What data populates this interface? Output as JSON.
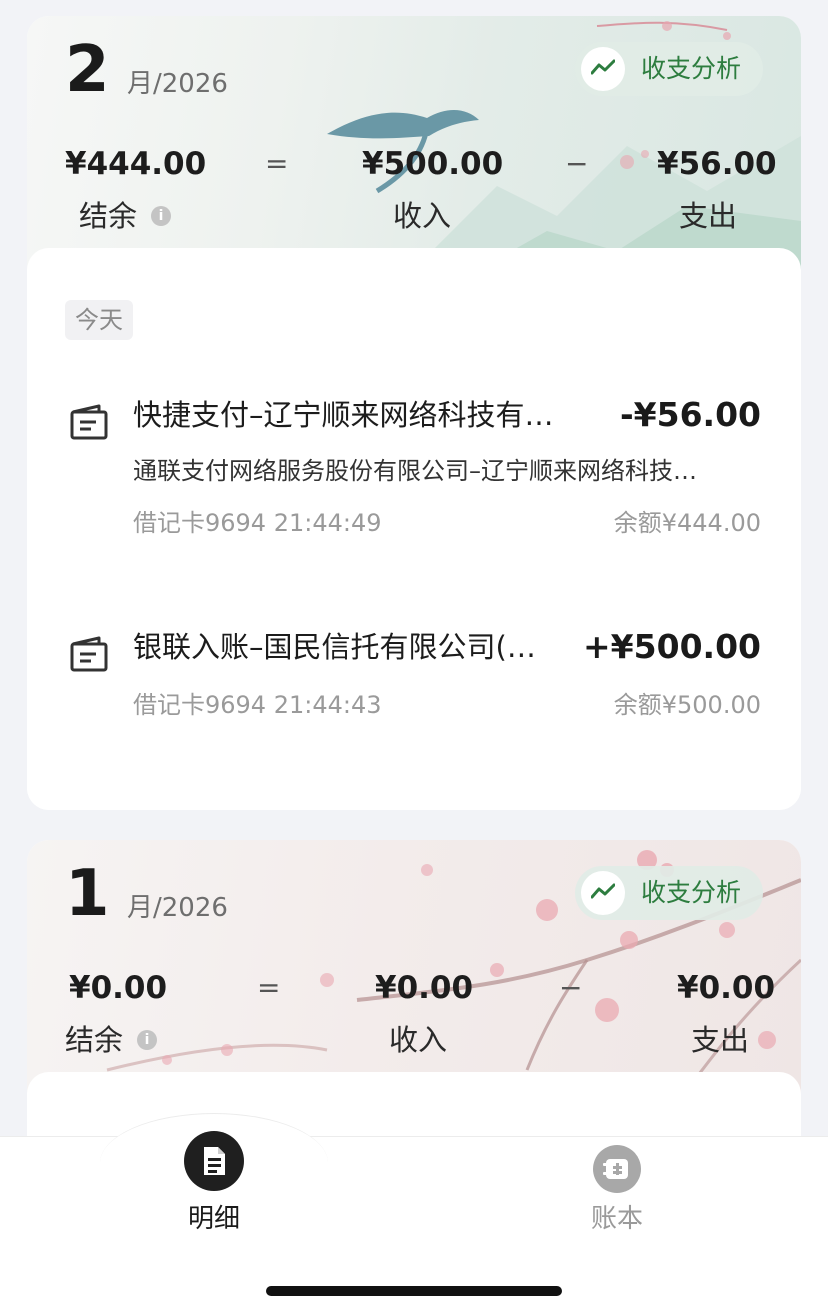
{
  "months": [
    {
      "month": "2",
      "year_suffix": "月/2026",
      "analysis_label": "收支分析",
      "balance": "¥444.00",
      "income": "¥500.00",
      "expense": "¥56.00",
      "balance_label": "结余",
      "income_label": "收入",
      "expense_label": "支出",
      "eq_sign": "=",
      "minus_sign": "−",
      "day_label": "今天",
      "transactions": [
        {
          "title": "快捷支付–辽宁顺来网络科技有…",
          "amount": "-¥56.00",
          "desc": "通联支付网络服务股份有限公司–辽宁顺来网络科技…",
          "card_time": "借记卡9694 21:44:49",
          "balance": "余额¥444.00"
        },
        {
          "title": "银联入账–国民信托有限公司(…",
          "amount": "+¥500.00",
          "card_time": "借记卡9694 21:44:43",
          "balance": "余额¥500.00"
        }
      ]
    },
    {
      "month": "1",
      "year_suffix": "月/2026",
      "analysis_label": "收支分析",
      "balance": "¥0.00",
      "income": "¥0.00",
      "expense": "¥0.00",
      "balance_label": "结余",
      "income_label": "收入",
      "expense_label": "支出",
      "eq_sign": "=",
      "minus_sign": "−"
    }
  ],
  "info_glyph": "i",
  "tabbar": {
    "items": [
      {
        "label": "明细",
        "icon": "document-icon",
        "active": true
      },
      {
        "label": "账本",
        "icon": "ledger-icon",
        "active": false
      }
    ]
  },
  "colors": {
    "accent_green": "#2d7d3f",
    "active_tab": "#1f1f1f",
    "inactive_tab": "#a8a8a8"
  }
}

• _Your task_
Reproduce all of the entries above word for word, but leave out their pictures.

• _Response to this exercise_
What data populates this interface? Output as JSON.
{
  "months": [
    {
      "month": "2",
      "year_suffix": "月/2026",
      "analysis_label": "收支分析",
      "balance": "¥444.00",
      "income": "¥500.00",
      "expense": "¥56.00",
      "balance_label": "结余",
      "income_label": "收入",
      "expense_label": "支出",
      "eq_sign": "=",
      "minus_sign": "−",
      "day_label": "今天",
      "transactions": [
        {
          "title": "快捷支付–辽宁顺来网络科技有…",
          "amount": "-¥56.00",
          "desc": "通联支付网络服务股份有限公司–辽宁顺来网络科技…",
          "card_time": "借记卡9694 21:44:49",
          "balance": "余额¥444.00"
        },
        {
          "title": "银联入账–国民信托有限公司(…",
          "amount": "+¥500.00",
          "card_time": "借记卡9694 21:44:43",
          "balance": "余额¥500.00"
        }
      ]
    },
    {
      "month": "1",
      "year_suffix": "月/2026",
      "analysis_label": "收支分析",
      "balance": "¥0.00",
      "income": "¥0.00",
      "expense": "¥0.00",
      "balance_label": "结余",
      "income_label": "收入",
      "expense_label": "支出",
      "eq_sign": "=",
      "minus_sign": "−"
    }
  ],
  "info_glyph": "i",
  "tabbar": {
    "items": [
      {
        "label": "明细",
        "icon": "document-icon",
        "active": true
      },
      {
        "label": "账本",
        "icon": "ledger-icon",
        "active": false
      }
    ]
  },
  "colors": {
    "accent_green": "#2d7d3f",
    "active_tab": "#1f1f1f",
    "inactive_tab": "#a8a8a8"
  }
}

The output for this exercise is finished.